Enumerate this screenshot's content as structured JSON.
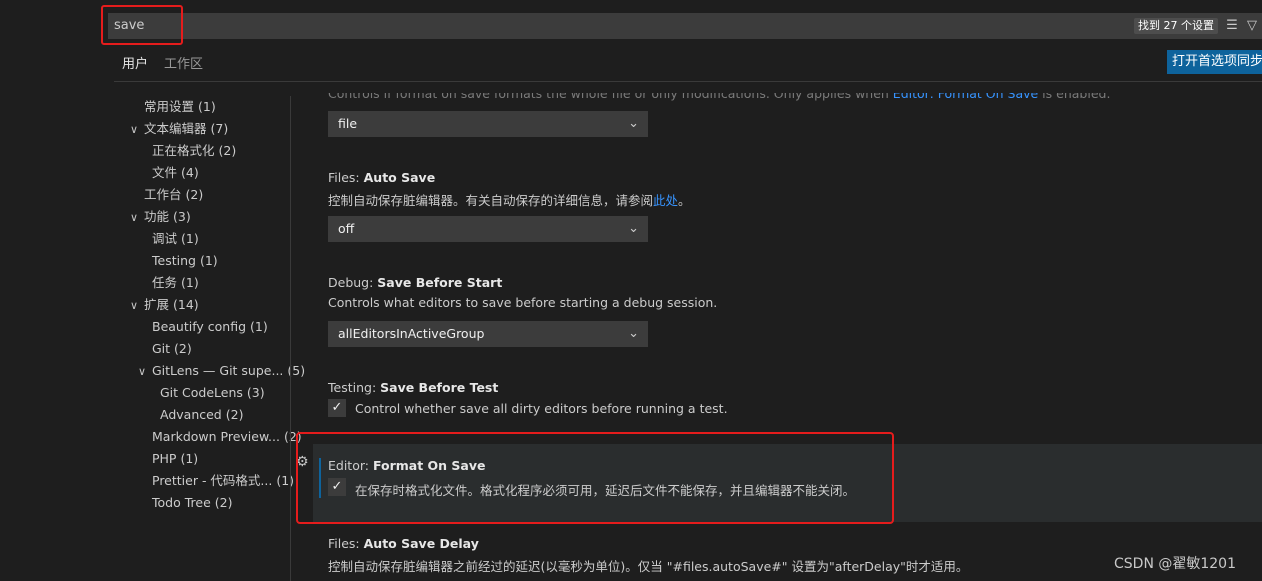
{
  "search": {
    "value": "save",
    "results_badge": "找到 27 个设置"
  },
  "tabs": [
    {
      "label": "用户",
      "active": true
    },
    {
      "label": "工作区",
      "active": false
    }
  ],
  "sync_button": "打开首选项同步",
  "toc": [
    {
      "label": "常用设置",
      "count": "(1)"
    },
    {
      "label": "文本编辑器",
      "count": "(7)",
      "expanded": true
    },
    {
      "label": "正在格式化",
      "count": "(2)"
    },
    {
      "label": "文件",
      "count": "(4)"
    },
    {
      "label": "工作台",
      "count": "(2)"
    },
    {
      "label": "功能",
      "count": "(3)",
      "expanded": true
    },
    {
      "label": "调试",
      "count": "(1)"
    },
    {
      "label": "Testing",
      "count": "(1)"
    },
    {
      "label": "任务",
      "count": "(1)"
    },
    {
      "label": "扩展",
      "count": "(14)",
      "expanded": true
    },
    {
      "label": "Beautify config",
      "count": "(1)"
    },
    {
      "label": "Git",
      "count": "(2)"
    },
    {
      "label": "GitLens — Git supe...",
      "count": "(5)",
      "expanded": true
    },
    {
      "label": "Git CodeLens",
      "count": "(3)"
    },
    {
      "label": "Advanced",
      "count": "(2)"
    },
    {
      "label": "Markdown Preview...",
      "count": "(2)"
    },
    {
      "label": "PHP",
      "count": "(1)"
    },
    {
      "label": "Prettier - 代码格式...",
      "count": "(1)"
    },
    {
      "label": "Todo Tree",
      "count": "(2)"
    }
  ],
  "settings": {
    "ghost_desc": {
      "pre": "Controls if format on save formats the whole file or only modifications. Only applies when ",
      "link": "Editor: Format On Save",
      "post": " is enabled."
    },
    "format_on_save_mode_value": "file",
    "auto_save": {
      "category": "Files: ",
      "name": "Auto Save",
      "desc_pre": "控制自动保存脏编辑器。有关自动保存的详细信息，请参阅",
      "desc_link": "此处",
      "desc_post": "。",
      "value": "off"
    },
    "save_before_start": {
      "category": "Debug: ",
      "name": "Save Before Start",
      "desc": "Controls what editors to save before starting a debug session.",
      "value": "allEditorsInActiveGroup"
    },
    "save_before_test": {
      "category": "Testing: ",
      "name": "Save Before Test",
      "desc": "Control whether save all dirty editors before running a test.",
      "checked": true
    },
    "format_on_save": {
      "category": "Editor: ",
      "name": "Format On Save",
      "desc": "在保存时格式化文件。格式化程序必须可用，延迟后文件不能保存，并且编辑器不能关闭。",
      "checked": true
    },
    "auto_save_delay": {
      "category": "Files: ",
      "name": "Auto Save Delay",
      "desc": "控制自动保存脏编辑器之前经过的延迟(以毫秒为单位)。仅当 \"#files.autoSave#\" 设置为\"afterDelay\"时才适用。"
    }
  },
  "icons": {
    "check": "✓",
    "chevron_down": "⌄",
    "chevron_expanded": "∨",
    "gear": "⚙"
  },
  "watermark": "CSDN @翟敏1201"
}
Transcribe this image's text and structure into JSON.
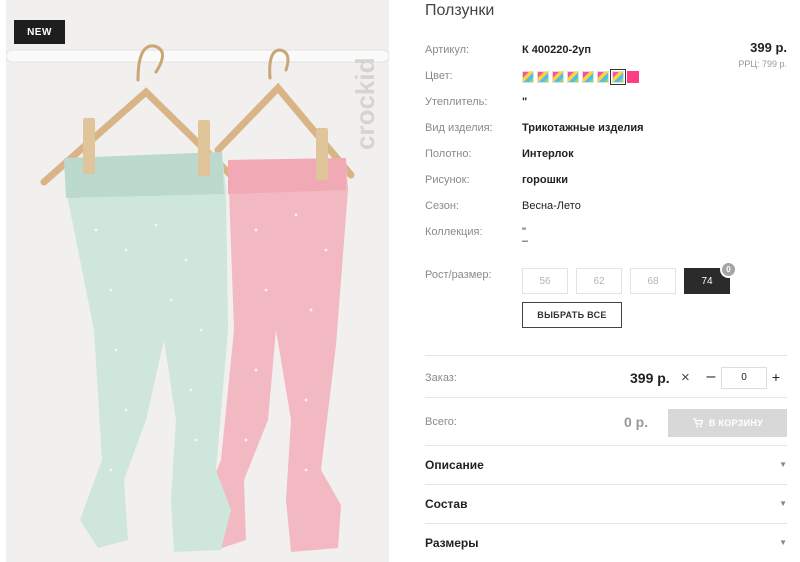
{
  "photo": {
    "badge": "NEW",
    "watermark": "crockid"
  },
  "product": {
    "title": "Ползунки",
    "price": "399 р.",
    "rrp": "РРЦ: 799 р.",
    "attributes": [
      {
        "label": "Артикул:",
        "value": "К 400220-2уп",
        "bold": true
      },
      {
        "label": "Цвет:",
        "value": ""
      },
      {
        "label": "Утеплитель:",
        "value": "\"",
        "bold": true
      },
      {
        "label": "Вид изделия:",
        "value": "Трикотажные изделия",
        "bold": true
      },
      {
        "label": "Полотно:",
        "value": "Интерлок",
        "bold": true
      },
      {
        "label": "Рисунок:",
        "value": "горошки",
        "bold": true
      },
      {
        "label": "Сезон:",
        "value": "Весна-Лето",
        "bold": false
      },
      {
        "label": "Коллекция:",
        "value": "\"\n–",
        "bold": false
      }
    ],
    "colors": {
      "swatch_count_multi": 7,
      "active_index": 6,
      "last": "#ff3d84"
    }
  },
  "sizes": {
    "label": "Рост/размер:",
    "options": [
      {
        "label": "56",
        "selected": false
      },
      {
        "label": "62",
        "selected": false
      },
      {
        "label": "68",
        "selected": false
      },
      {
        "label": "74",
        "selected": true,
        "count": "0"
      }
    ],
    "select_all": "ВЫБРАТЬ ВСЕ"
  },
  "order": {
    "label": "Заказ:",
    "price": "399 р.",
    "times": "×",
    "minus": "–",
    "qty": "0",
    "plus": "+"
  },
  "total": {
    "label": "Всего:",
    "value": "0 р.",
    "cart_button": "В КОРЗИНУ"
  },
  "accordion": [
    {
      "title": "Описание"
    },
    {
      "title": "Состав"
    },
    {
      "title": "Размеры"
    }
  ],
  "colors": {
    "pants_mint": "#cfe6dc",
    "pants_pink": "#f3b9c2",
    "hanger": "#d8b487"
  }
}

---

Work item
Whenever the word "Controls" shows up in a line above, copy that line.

Response to this exercise
      "pre": "Controls if format on save formats the whole file or only modifications. Only applies when ",
      "desc": "Controls what editors to save before starting a debug session.",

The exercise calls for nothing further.